(Reuters) -Australia’s Lynas Rare Earths Ltd posted record quarterly revenue on Monday on the back of “very strong” demand for its range of specialized metals that offset softer prices, sending its shares to a more than eight-year high.
Lynas, the largest rare earths producer outside China, reported a jump in fourth-quarter revenue to A$185.9 million ($137 million), more than triple A$38 million a year earlier, pushing the stock up 9% to A$7.01, its highest since January 2013.
Demand for rare earth materials such as neodymium and praseodymium (NdPr) has rebounded from a pandemic-driven drop last year as electric vehicles continue to gain popularity amid a global push to reduce carbon emissions.
NdPr is also used in magnets for windfarms, gadgets like smartphones, and military equipment, and Lynas and other western producers stand to benefit from efforts by the United States to curb its reliance on China for the specialized minerals.

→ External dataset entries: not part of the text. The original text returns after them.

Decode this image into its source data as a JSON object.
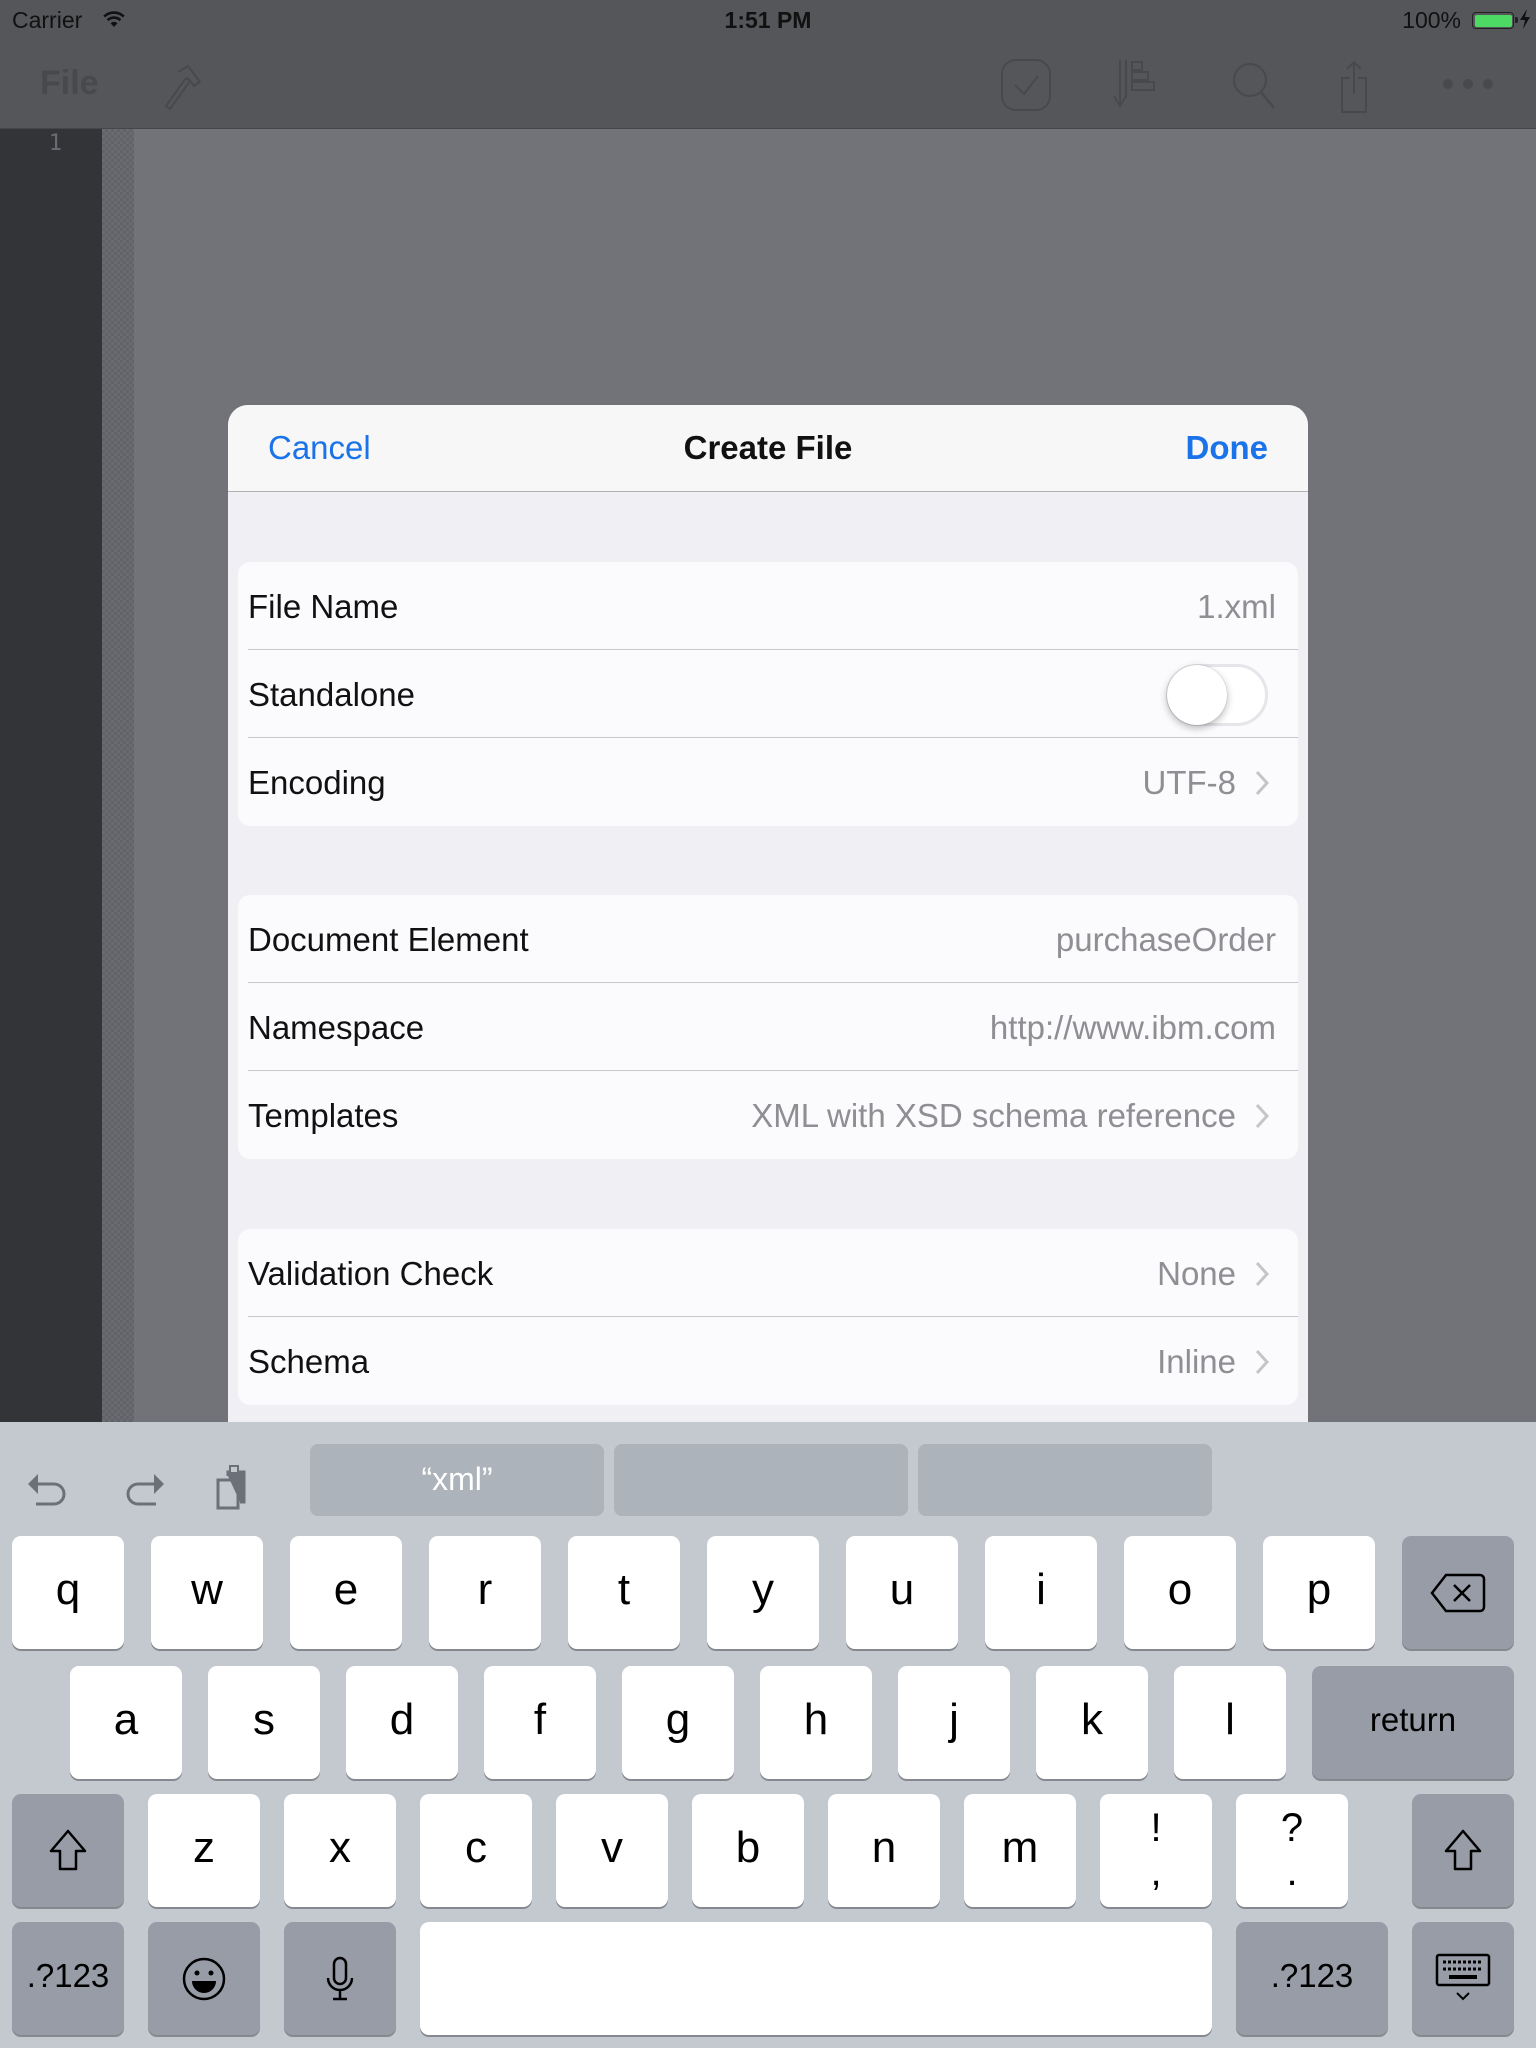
{
  "status_bar": {
    "carrier": "Carrier",
    "time": "1:51 PM",
    "battery_percent": "100%",
    "battery_level": 1.0,
    "charging": true
  },
  "app_nav": {
    "title": "File",
    "icons": [
      "hammer-icon",
      "check-icon",
      "sort-icon",
      "search-icon",
      "share-icon",
      "more-icon"
    ]
  },
  "editor": {
    "line_numbers": [
      "1"
    ]
  },
  "modal": {
    "title": "Create File",
    "cancel_label": "Cancel",
    "done_label": "Done",
    "accent_color": "#1a73e8",
    "groups": [
      {
        "rows": [
          {
            "label": "File Name",
            "value": "1.xml",
            "type": "text"
          },
          {
            "label": "Standalone",
            "value": false,
            "type": "toggle"
          },
          {
            "label": "Encoding",
            "value": "UTF-8",
            "type": "disclosure"
          }
        ]
      },
      {
        "rows": [
          {
            "label": "Document Element",
            "value": "purchaseOrder",
            "type": "text"
          },
          {
            "label": "Namespace",
            "value": "http://www.ibm.com",
            "type": "text"
          },
          {
            "label": "Templates",
            "value": "XML with XSD schema reference",
            "type": "disclosure"
          }
        ]
      },
      {
        "rows": [
          {
            "label": "Validation Check",
            "value": "None",
            "type": "disclosure"
          },
          {
            "label": "Schema",
            "value": "Inline",
            "type": "disclosure"
          }
        ]
      }
    ]
  },
  "keyboard": {
    "toolbar_icons": [
      "undo-icon",
      "redo-icon",
      "paste-icon"
    ],
    "suggestions": [
      "“xml”",
      "",
      ""
    ],
    "row1": [
      "q",
      "w",
      "e",
      "r",
      "t",
      "y",
      "u",
      "i",
      "o",
      "p"
    ],
    "row2": [
      "a",
      "s",
      "d",
      "f",
      "g",
      "h",
      "j",
      "k",
      "l"
    ],
    "row3": [
      "z",
      "x",
      "c",
      "v",
      "b",
      "n",
      "m"
    ],
    "punct_keys": [
      {
        "top": "!",
        "bottom": ","
      },
      {
        "top": "?",
        "bottom": "."
      }
    ],
    "return_label": "return",
    "numbers_label": ".?123"
  }
}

“Demand for Lynas products, in particular for our NdPr product family, continued to be very strong through the quarter, leading to record sales and cash collection,” Chief Executive Officer Amanda Lacaze said in a statement.
Lacaze said a drop in prices during the quarter was due to a “normal correction after the sharp and speculative increases seen in the previous months” and added that prices had strengthened again in July.

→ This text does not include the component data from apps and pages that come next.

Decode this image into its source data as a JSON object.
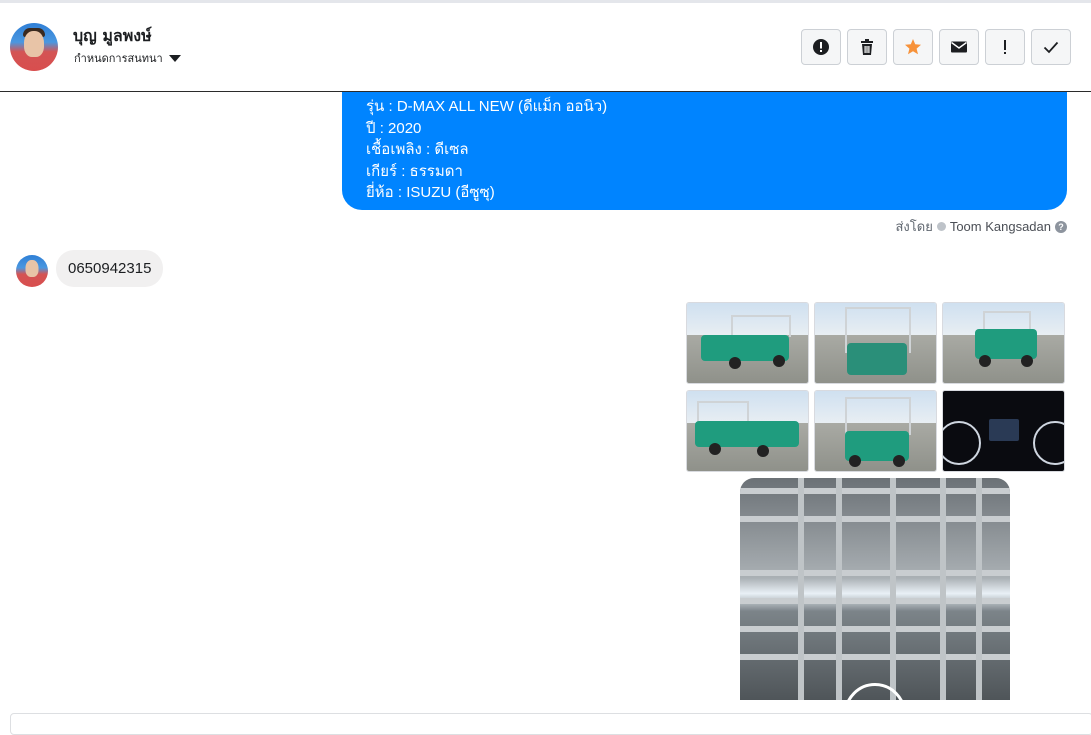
{
  "header": {
    "contact_name": "บุญ มูลพงษ์",
    "assign_label": "กำหนดการสนทนา",
    "actions": [
      {
        "icon": "exclamation-circle-icon"
      },
      {
        "icon": "trash-icon"
      },
      {
        "icon": "star-icon",
        "color": "#f7923a"
      },
      {
        "icon": "envelope-icon"
      },
      {
        "icon": "exclamation-icon"
      },
      {
        "icon": "check-icon"
      }
    ]
  },
  "outgoing_message": {
    "lines": [
      "รุ่น : D-MAX ALL NEW (ดีแม็ก ออนิว)",
      "ปี : 2020",
      "เชื้อเพลิง : ดีเซล",
      "เกียร์ : ธรรมดา",
      "ยี่ห้อ : ISUZU (อีซูซุ)"
    ],
    "sent_by_label": "ส่งโดย",
    "agent_name": "Toom Kangsadan",
    "help_symbol": "?",
    "bubble_color": "#0084ff"
  },
  "incoming_message": {
    "text": "0650942315"
  },
  "photo_grid": {
    "count": 6
  },
  "video": {
    "has_play_button": true
  }
}
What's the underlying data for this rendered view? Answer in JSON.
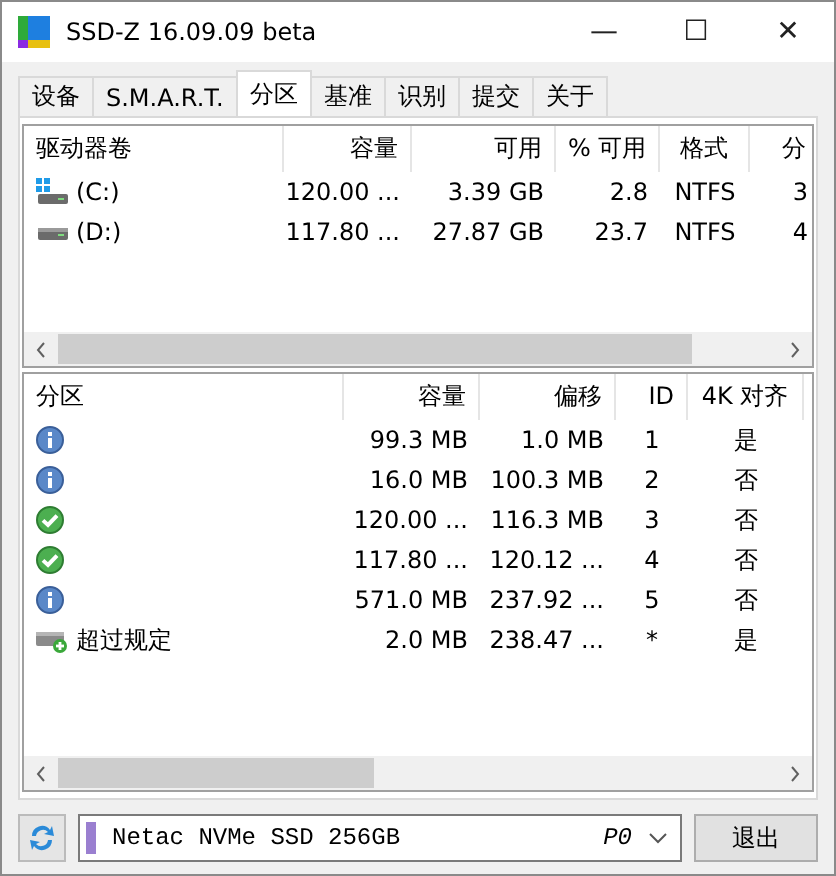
{
  "window": {
    "title": "SSD-Z 16.09.09 beta",
    "controls": [
      "—",
      "☐",
      "✕"
    ]
  },
  "tabs": [
    {
      "label": "设备",
      "selected": false
    },
    {
      "label": "S.M.A.R.T.",
      "selected": false
    },
    {
      "label": "分区",
      "selected": true
    },
    {
      "label": "基准",
      "selected": false
    },
    {
      "label": "识别",
      "selected": false
    },
    {
      "label": "提交",
      "selected": false
    },
    {
      "label": "关于",
      "selected": false
    }
  ],
  "volumes": {
    "columns": [
      "驱动器卷",
      "容量",
      "可用",
      "% 可用",
      "格式",
      "分"
    ],
    "rows": [
      {
        "kind": "system",
        "cells": [
          "(C:)",
          "120.00 ...",
          "3.39 GB",
          "2.8",
          "NTFS",
          "3"
        ]
      },
      {
        "kind": "drive",
        "cells": [
          "(D:)",
          "117.80 ...",
          "27.87 GB",
          "23.7",
          "NTFS",
          "4"
        ]
      }
    ]
  },
  "partitions": {
    "columns": [
      "分区",
      "容量",
      "偏移",
      "ID",
      "4K 对齐"
    ],
    "rows": [
      {
        "kind": "info",
        "cells": [
          "",
          "99.3 MB",
          "1.0 MB",
          "1",
          "是"
        ]
      },
      {
        "kind": "info",
        "cells": [
          "",
          "16.0 MB",
          "100.3 MB",
          "2",
          "否"
        ]
      },
      {
        "kind": "ok",
        "cells": [
          "",
          "120.00 ...",
          "116.3 MB",
          "3",
          "否"
        ]
      },
      {
        "kind": "ok",
        "cells": [
          "",
          "117.80 ...",
          "120.12 ...",
          "4",
          "否"
        ]
      },
      {
        "kind": "info",
        "cells": [
          "",
          "571.0 MB",
          "237.92 ...",
          "5",
          "否"
        ]
      },
      {
        "kind": "unallocated",
        "cells": [
          "超过规定",
          "2.0 MB",
          "238.47 ...",
          "*",
          "是"
        ]
      }
    ]
  },
  "footer": {
    "device": "Netac NVMe SSD 256GB",
    "port": "P0",
    "exit_button": "退出"
  }
}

Lynas produced 1,393 tonnes of NdPr in the quarter, up from 775 tonnes a year ago. Its full product range garnered an average selling price of A$39.1/kg, up from A$20.2/kg last year.

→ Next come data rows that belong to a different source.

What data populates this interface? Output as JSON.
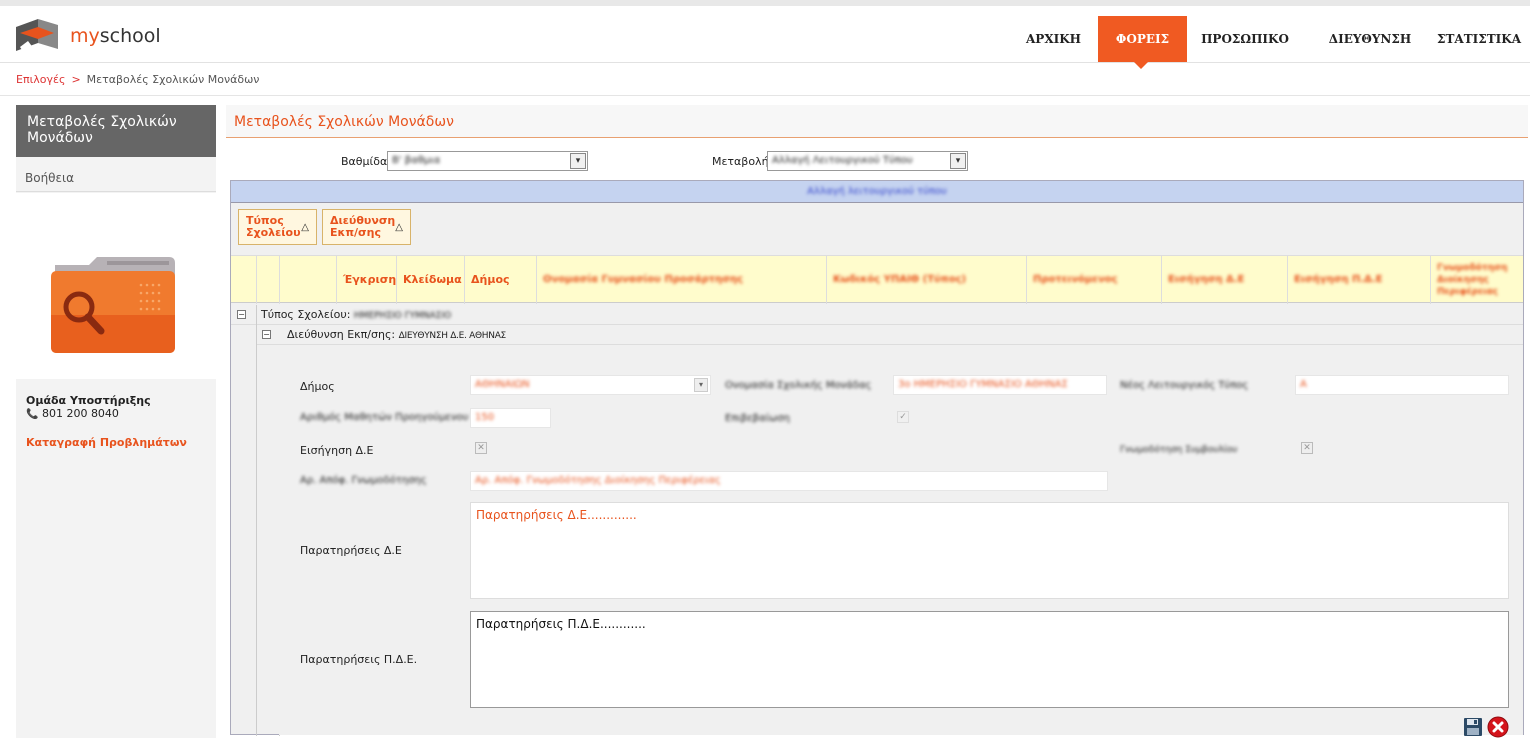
{
  "app": {
    "logo_prefix": "my",
    "logo_suffix": "school"
  },
  "nav": {
    "items": [
      {
        "label": "ΑΡΧΙΚΗ"
      },
      {
        "label": "ΦΟΡΕΙΣ"
      },
      {
        "label": "ΠΡΟΣΩΠΙΚΟ"
      },
      {
        "label": "ΔΙΕΥΘΥΝΣΗ"
      },
      {
        "label": "ΣΤΑΤΙΣΤΙΚΑ"
      }
    ],
    "active": "ΦΟΡΕΙΣ"
  },
  "breadcrumb": {
    "root": "Επιλογές",
    "separator": ">",
    "current": "Μεταβολές Σχολικών Μονάδων"
  },
  "sidebar": {
    "title": "Μεταβολές Σχολικών Μονάδων",
    "help": "Βοήθεια",
    "support_title": "Ομάδα Υποστήριξης",
    "phone": "801 200 8040",
    "report_link": "Καταγραφή Προβλημάτων"
  },
  "main": {
    "title": "Μεταβολές Σχολικών Μονάδων",
    "filters": {
      "grade_label": "Βαθμίδα",
      "grade_value": "Β' βαθμια",
      "change_label": "Μεταβολή",
      "change_value": "Αλλαγή Λειτουργικού Τύπου"
    }
  },
  "grid": {
    "header_title": "Αλλαγή λειτουργικού τύπου",
    "group_buttons": [
      {
        "line1": "Τύπος",
        "line2": "Σχολείου"
      },
      {
        "line1": "Διεύθυνση",
        "line2": "Εκπ/σης"
      }
    ],
    "columns": [
      "Έγκριση",
      "Κλείδωμα",
      "Δήμος",
      "Ονομασία Γυμνασίου Προσάρτησης",
      "Κωδικός ΥΠΑΙΘ (Τύπος)",
      "Προτεινόμενος",
      "Εισήγηση Δ.Ε",
      "Εισήγηση Π.Δ.Ε",
      "Γνωμοδότηση Διοίκησης Περιφέρειας"
    ],
    "group1": {
      "prefix": "Τύπος Σχολείου: ",
      "value": "ΗΜΕΡΗΣΙΟ ΓΥΜΝΑΣΙΟ"
    },
    "group2": {
      "prefix": "Διεύθυνση Εκπ/σης: ",
      "value": "ΔΙΕΥΘΥΝΣΗ Δ.Ε. ΑΘΗΝΑΣ"
    }
  },
  "form": {
    "dimos_label": "Δήμος",
    "dimos_value": "ΑΘΗΝΑΙΩΝ",
    "school_name_label": "Ονομασία Σχολικής Μονάδας",
    "school_name_value": "3ο ΗΜΕΡΗΣΙΟ ΓΥΜΝΑΣΙΟ ΑΘΗΝΑΣ",
    "new_type_label": "Νέος Λειτουργικός Τύπος",
    "new_type_value": "Α",
    "students_label": "Αριθμός Μαθητών Προηγούμενου Έτους",
    "students_value": "150",
    "approval_label": "Επιβεβαίωση",
    "eisigisi_de_label": "Εισήγηση Δ.Ε",
    "gnomodotisi_label": "Γνωμοδότηση Συμβουλίου",
    "decision_label": "Αρ. Απόφ. Γνωμοδότησης",
    "decision_value": "Αρ. Απόφ. Γνωμοδότησης Διοίκησης Περιφέρειας",
    "notes_de_label": "Παρατηρήσεις Δ.Ε",
    "notes_de_value": "Παρατηρήσεις Δ.Ε.............",
    "notes_pde_label": "Παρατηρήσεις Π.Δ.Ε.",
    "notes_pde_value": "Παρατηρήσεις Π.Δ.Ε............"
  },
  "colors": {
    "accent": "#f05a22",
    "link": "#e8531d",
    "grid_header": "#c5d3f0",
    "column_bg": "#fffccc"
  }
}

Lynas also said it had identified a second potential site in Malaysia to build a low-level radioactive waste disposal facility amid ongoing delays for clearance of an earlier site identified by the Pahang state government.
($1 = 1.3576 Australian dollars)